Gwen has hugged the President, and served him pound cake when he stopped by her café on a campaign stop through Durham back in 2008. At Blue Coffee Café, I know I’m at the heart of the matter in downtown Durham.
Scott was born in Atlanta, GA and grew up in Houston, TX. His first love was music and he thought he’d be a composer until an epiphany in his junior year of High School when he read the works of his favorite megalomaniac, Frank Lloyd Wright. He holds a Bachelor of Architecture degree from Rice University, and interned with Robert A.M. Stern in New York. Prior to founding Center Studio with David Arneson, Scott was in solo practice for four years and before that was a senior project manager at Community Planning and Architectural Associates in Chapel Hill. Scott has a big personality, but plays well with others. He doesn’t mind surrounding himself with people smarter than he is, as long as he gets most of the attention.
I love Durham’s ability to balance very unlike ideas. It’s both a fairly small, local town and home to world-class institutions and amenities. It is the kind of place where you can easily know your neighbors but also meet people from all over the world. I love the balance of history and heritage with new opportunities for growth and change. The unique combination of people and forces give Durham a wonderful quirkiness.
Five Points in downtown represents the epicenter of Durham’s great balancing act. This intersection is a historic meeting point in the center of the city. Today it is underdeveloped and yet remains a subtle center of Durham quirk: bars, restaurants, a park, an octogenarian tailor, tech startups, and private lofts designed by baby boomers who moved into downtown long before it was ‘hip’.
Five Points is where all the quirky parts of Durham’s past and future come together.

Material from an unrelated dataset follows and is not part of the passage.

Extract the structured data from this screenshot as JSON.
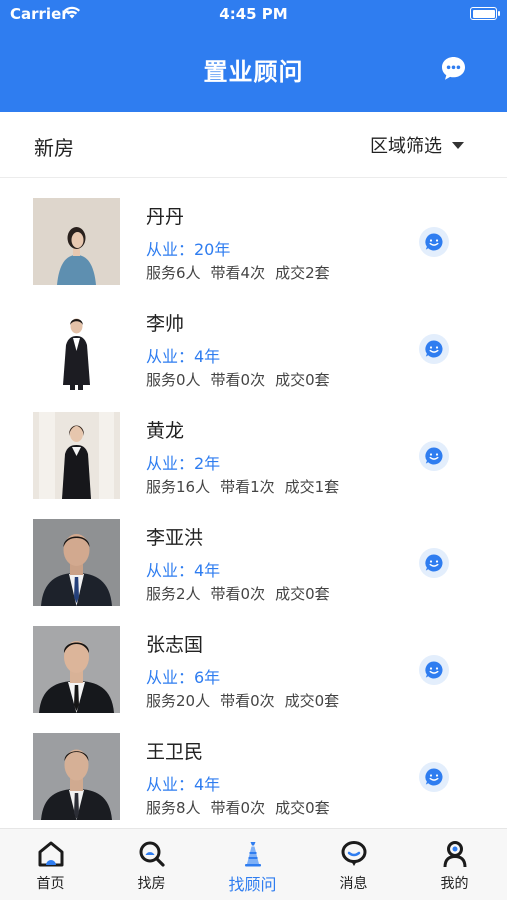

Tom grew up in the suburban landscape of Northern Virginia. (We argue that it’s better referred to as “capital sprawl” than “landscape”). He holds a BA degree in Historic Preservation from Mary Washington University, and a Masters of Architecture degree from University of Maryland. He is an adjunct faculty member at NC State University School of Architecture. He has travelled to Italy, Greece, Turkey, Ireland, France, UK, Costa Rica, Laos, Cambodia, Vietnam, Malaysia, Japan, Singapore and China. He taught architecture in Thailand for two years. Prior to Center Studio, Tom interned at Roughton, Nickelson, Deluca Architects in Durham, and Cooper, Robertson & Partners in New York. He very much enjoys kumquots.
I was taking a walk with my wife and dog one day shortly after moving to Durham and saw a strange site beside the trail. “Honey, is that a dinosaur in the woods?” It was.
The bronto is a Durham monument. It peeks out along a greenway trail in a seemingly random location, an object of awe and wonder for adults and kids alike. When someone decapitated the dinosaur as a practical joke, residents raised money with t-shirts and parties to have it fixed, despite the fact that this dinosaur has not been cared for in many years.
Even though the brontosaurus is not actually a real species of dinosaur, residents found its presence worthy of maintaining because it has become part of Durham and its story. A decrepit dinosaur statue has brought people together to enjoy each other’s company and celebrate a place. This sounds like a place where I want to live and work.
Will grew up in the burbs of Richmond, Virginia. He holds a Bachelor of Architecture degree from Virginia Tech and spent a semester living in Riva San Vitale, Switzerland. Prior to Center Studio he interned at Dixon Weinstein Architects in Chapel Hill. He loves sailing, soccer, and can recite most of Monty Python’s “Holy Grail” from memory. Will is a man of few words, but many talents.